Material for the task:
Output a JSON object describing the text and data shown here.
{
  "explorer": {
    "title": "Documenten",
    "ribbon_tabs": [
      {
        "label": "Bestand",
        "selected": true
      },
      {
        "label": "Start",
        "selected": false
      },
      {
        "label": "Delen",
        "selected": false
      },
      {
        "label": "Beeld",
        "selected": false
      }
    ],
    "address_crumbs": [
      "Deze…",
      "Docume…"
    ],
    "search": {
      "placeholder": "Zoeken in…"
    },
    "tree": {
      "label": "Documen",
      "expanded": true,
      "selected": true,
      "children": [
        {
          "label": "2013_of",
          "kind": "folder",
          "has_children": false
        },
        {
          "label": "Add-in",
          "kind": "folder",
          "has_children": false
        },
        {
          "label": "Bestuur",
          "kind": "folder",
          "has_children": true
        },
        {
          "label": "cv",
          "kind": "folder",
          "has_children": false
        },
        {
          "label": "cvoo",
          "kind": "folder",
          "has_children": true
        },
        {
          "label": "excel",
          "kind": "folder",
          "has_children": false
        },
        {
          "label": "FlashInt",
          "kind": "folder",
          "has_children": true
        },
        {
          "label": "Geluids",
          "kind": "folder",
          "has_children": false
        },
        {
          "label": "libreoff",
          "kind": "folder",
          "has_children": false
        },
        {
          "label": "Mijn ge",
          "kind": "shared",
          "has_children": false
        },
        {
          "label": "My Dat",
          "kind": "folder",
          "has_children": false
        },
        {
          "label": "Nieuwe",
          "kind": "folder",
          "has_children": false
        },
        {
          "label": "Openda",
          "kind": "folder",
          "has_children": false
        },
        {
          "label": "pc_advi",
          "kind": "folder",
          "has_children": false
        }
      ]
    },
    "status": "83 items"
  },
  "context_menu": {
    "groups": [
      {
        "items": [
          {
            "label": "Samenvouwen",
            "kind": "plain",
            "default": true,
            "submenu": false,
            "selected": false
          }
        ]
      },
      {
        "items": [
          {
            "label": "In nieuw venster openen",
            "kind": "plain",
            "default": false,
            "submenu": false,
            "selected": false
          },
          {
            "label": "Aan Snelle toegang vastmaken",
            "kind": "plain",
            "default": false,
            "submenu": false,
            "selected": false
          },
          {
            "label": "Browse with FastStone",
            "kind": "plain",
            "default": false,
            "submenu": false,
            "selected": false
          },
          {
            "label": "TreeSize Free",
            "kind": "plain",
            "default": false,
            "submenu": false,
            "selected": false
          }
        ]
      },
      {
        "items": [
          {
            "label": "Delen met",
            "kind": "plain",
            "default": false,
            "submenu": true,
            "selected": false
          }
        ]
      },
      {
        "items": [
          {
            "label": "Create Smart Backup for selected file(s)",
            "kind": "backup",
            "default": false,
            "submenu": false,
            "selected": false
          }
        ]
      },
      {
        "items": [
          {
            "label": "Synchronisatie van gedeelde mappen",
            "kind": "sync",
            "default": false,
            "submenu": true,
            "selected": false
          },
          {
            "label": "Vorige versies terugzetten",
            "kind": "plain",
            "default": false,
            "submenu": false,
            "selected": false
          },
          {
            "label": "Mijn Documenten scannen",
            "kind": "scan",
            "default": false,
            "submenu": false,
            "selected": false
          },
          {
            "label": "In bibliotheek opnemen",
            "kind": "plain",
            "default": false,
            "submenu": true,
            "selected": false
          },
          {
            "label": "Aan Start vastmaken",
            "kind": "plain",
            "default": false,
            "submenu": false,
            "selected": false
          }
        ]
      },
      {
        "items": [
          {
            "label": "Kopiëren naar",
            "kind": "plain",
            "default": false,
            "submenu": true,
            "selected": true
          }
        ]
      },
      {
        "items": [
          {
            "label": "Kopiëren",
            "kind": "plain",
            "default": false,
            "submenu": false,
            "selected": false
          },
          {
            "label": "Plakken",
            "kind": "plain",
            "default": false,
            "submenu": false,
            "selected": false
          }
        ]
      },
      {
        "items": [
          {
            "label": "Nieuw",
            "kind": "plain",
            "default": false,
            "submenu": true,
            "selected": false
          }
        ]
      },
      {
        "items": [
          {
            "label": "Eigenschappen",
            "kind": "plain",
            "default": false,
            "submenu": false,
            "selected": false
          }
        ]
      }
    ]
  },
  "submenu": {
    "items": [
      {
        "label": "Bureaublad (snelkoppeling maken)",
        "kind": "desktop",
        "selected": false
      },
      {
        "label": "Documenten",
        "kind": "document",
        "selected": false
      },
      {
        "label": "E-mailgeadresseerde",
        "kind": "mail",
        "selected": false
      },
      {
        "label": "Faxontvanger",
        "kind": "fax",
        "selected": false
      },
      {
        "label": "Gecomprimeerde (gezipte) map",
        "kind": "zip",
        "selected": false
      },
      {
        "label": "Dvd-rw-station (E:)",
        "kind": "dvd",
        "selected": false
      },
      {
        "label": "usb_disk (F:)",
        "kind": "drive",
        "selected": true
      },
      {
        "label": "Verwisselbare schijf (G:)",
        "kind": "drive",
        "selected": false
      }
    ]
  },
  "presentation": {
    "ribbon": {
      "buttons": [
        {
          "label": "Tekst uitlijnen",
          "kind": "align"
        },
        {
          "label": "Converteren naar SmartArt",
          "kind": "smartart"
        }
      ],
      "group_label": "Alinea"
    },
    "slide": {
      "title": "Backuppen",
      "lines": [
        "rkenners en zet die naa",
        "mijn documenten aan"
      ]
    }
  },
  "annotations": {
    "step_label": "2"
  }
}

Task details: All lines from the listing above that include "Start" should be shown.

Result of this task:
        "label": "Start",
            "label": "Aan Start vastmaken",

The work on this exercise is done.